Work request ->
Copy out each line of the data holding "image".

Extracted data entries
=== Begin Enclosure ===

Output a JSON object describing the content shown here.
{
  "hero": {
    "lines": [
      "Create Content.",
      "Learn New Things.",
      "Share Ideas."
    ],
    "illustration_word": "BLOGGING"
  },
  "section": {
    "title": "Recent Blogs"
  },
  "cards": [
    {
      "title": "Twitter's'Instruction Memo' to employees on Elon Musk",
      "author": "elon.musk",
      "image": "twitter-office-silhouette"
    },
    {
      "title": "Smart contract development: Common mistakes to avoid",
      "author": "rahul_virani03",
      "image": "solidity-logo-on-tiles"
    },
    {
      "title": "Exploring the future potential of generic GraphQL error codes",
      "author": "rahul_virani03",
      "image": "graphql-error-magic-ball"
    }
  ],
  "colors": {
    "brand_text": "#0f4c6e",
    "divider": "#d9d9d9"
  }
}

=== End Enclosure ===

Expected answer ->
      "image": "twitter-office-silhouette"
      "image": "solidity-logo-on-tiles"
      "image": "graphql-error-magic-ball"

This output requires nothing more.